WATCH | Melissa April describes how she was lastly supplied help in being pregnant after having two infants apprehended:
After shedding Emma, she stated she spiralled, used extra medicine, and ultimately misplaced custody of her second daughter, Mya, in the identical manner. Each women have been positioned in her sister’s care.
Then, in 2019, April turned pregnant for a 3rd time and a health-care employee took a distinct strategy.
Her household physician warned her that she can be the topic of a delivery alert, once more, however then gave her an choice: a spot in a supportive care house for mothers and infants known as Sanctum 1.5.
“I jumped on it as a result of I could not have one other little one go into care,” she stated. “If I might really be a father or mother to my little one, in fact I used to be going to take action,” she stated.
Motivated by worry
Arian Ross, 34, can be a recovering addict and mom who acquired assist from a supportive housing program.
She feels in another way about delivery alerts, although.
“It helped me. That worry really motivated me to remain clear, to not danger shedding my little one,” she stated. “It was terrifying.”
In January 2019, the Regina girl was within the throes of a crystal meth habit, dwelling other than her two kids who had been apprehended and put into her mom’s care.

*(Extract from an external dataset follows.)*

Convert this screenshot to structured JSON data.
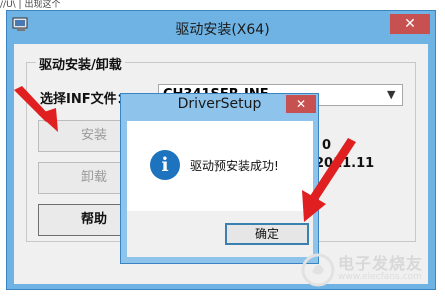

When a baby safety officer who was dealing with her different kids’s circumstances found that Ross was pregnant once more, she warned Ross that she would have to flag her for a delivery alert.
“I did not query it. I did not assume something negatively of it as a result of I had recognized how a lot I had been fighting making an attempt to get clear and get my older kids again,” Ross stated, including that she noticed it as one other “layer of accountability.”
WATCH | Arian Ross describes how she coped with a delivery alert:
Whereas Ross sees advantage in delivery alerts — calling them as a “voice for that unborn little one when the mom is de facto struggling” — she additionally believes alerts must be changed with a extra compassionate system that concurrently helps mothers and protects kids.
“This can be a good alternative to look into completely different ways in which girls might be supported versus simply threatened,” she stated.
Doing ‘amazingly properly’ after help program
Ross entered a drug therapy program after which sought assist from Elevating Hope, a housing and help program in Regina that helps girls with substance use points stick with their kids.
Her son, born in August 2019, wasn’t apprehended, and Ross ultimately regained custody of her different kids. Just a few weeks in the past, the household moved out of the Elevating Hope program and into their very own home.
“So it is actually superior,” she stated. “I had no concept that inside two years I might have a automobile, be in college, have my kids again and be doing amazingly properly.”
Melissa April moved into the Sanctum 1.5 house when she was six months pregnant, the place she acquired remedy, parenting courses and different helps. When her subsequent daughter, Cassidy, was born, this time the new child wasn’t apprehended.
“Strolling out these [hospital] doorways together with her, I used to be in full tears … it was simply one of the best feeling on this planet,” April stated.
In December, April regained custody of her two older daughters and her household of 5 is doing “wonderful,” she stated.
“[Sanctum] confirmed me what it was prefer to be a mom and the way I might do it. And it modified my complete outlook on life,” she stated. “I am actually happy with myself as a mom.”
The care house has served 54 mothers in a two-year interval and normally has dozens of ladies on the waitlist.
Each April and Ross stated pregnant girls who’re struggling can be extra prone to search assist in the event that they felt they’d be met with help somewhat than threats or punishment.
“There simply must be extra choices for brand new moms to have the ability to go stay with their child and be capable to nurture them and look after them, as a result of truthfully, as moms, we’re one of the best for our infants,” stated April.